PP: Do you know when you might be able to buy new offices? How is that going?
NR: I think the buying of offices will take a long time because of the high cost. We would only be able to afford rent costs. And we are also demanding [justice] in regards to the parallel Conamaq of Hilarión Mamani. Justice is slow, but we believe that it is moving forward because we have already made declarations regarding the undermining of our organization and the violence against us. So, we are patiently hoping that justice arrives.
PP: How would you describe the relationship between social organizations and the government?

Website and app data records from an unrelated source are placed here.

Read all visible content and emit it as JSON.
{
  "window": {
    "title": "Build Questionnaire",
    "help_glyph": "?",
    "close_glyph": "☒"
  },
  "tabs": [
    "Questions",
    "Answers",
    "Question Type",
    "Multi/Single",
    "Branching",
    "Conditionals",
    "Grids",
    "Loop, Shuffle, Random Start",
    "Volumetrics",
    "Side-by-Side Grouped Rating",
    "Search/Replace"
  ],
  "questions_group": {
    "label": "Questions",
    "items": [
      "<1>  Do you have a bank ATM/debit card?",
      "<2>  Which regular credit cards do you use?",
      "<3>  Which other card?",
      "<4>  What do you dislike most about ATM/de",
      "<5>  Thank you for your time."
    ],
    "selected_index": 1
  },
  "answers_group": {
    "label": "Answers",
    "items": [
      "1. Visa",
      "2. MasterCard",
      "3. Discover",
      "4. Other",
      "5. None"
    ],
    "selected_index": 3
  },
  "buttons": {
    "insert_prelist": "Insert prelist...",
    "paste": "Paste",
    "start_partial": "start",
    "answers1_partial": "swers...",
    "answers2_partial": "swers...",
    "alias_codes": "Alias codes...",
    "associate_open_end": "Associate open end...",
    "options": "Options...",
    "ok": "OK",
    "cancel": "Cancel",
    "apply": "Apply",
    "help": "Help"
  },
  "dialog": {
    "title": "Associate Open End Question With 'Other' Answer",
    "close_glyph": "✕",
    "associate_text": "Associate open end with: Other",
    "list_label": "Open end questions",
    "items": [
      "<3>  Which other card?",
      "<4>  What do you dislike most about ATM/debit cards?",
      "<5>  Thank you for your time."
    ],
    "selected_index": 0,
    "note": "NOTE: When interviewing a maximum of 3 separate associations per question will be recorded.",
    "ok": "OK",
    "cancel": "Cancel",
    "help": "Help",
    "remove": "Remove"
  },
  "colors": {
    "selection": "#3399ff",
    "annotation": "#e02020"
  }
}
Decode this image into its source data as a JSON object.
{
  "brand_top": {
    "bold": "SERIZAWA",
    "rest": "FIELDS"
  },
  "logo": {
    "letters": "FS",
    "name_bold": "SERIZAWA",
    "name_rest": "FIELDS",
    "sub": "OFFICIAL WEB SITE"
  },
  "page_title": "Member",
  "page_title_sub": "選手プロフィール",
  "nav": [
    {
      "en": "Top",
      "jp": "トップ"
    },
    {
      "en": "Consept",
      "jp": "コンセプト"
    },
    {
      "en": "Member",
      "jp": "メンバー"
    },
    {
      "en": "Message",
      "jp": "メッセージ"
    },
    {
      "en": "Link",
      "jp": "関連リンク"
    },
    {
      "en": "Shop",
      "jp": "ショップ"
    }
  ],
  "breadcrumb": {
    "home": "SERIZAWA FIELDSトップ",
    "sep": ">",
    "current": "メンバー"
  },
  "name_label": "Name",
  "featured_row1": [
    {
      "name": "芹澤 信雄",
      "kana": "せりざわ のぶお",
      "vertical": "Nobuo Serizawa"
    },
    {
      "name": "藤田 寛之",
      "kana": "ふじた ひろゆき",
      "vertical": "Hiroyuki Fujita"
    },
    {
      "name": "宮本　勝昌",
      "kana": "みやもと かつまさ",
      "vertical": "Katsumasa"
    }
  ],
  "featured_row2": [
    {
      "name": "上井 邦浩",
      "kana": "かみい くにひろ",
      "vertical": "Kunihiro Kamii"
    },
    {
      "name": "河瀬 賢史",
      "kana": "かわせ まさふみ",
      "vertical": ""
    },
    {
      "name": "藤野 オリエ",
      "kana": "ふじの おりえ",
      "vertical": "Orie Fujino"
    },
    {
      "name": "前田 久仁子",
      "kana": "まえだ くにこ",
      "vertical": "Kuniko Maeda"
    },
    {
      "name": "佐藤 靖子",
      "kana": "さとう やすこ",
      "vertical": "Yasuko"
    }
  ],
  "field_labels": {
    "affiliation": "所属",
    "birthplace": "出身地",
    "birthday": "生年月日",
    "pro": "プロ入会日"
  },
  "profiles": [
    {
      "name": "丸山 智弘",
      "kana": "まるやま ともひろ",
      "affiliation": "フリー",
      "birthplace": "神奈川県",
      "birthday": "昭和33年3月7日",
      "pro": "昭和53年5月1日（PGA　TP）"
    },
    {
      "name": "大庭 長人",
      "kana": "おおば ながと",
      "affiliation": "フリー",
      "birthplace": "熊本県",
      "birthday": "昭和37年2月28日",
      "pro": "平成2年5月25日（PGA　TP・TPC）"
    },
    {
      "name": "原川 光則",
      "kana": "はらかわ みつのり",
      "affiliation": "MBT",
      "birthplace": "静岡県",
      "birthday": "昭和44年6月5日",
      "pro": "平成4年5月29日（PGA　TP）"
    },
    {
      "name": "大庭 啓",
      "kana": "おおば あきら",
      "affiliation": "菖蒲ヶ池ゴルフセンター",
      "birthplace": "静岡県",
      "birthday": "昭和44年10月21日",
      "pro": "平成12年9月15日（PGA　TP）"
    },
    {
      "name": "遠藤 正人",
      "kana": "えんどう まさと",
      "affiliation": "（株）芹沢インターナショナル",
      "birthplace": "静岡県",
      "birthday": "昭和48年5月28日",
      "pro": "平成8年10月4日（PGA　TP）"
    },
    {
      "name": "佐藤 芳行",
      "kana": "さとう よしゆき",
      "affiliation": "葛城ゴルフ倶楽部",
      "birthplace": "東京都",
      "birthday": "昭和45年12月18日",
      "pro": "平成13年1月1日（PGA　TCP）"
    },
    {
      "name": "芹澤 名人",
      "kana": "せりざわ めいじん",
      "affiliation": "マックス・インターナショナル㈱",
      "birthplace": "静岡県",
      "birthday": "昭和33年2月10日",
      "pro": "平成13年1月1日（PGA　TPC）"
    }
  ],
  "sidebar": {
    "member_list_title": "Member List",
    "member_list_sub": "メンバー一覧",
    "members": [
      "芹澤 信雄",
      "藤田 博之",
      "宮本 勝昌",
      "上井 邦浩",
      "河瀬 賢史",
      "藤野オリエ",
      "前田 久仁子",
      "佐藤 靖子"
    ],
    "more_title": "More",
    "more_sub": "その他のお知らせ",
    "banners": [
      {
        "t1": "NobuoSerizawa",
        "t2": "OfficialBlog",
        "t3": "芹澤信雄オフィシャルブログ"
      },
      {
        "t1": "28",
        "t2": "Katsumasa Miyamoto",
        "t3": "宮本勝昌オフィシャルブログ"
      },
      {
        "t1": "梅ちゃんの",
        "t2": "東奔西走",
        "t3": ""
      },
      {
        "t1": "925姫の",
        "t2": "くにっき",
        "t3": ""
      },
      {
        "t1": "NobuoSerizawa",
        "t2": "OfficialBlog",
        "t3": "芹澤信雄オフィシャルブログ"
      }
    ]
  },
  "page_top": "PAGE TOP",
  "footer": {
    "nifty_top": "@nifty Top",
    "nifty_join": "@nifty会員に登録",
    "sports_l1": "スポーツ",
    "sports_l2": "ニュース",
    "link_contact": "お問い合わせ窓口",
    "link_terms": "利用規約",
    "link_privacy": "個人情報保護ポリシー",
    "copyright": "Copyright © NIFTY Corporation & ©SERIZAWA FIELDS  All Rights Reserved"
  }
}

NR: As we know, the organic CIDOB [the Confederation of Indigenous Peoples of Bolivia], led by the brother Adolfo Chávez, also has its own parallel organization that the government has created, and which has generated this division. Unfortunately, the indigenous authorities of the CIDOB and the Conamaq see social organizations such as the CSUTCB [Unified Syndical Confederation of Rural Workers of Bolivia], the Bartolina Sisa [women campesina confederation], and other intercultural organizations, as truly asleep, because they don’t say anything, for example, against the Mining Law, the undermining [of social organizations like CIDOB and Conamaq], the Water Law, the Forest Law… and so many others. But above all, they say nothing about the Mining Law, which is a murderous and terrible law which puts human rights below the rights of miners.
PP: Between redirecting and deepening the process, as some believe, what needs be done with the “Process of Change” [of the MAS]?
NR: Regrettably, the process of change is lost, because it is a process only of the transnational corporations and large land owners. It continues benefiting the powerful and privileged; and the marginalized indigenous people are in the same situation as always. We don’t see a process of change…
PP: You are 28 years old. Is being young a challenge in front of the older indigenous authorities?
NR: My age doesn’t do me any harm. But being an indigenous woman does, this has its limits. We live in a machista and patriarchal system, something which is also present in the social organizations. This government discriminates against me; it does not want to recognize our Conamaq, which is organic, and for this reason they created a parallel organization. But as a woman, I am fine, I have the support of my husband, of my children, and I continue fighting for them and for all of the [Conamaq grassroots] base, and all of my ayllus [community organizations], my authorities, which have entrusted me with this power, and I need to fulfill my mandate. Being a woman has its difficulties, but we’ll always break the chains of machismo.
PP: How would you describe the role of women in social struggles?
NR: The women are a key part of the struggle because we’re in all of the marches, in all of the mobilizations that we’ve had – despite the fact that we’re often unseen and not valued, but we’re there. We’re the ones who give sustenance to the struggle, whether it’s through cooking for marchers, or proposing ideas for dialogue, and figuring out where we can stay for night during marches and vigils.
For more information see Conamaq’s website.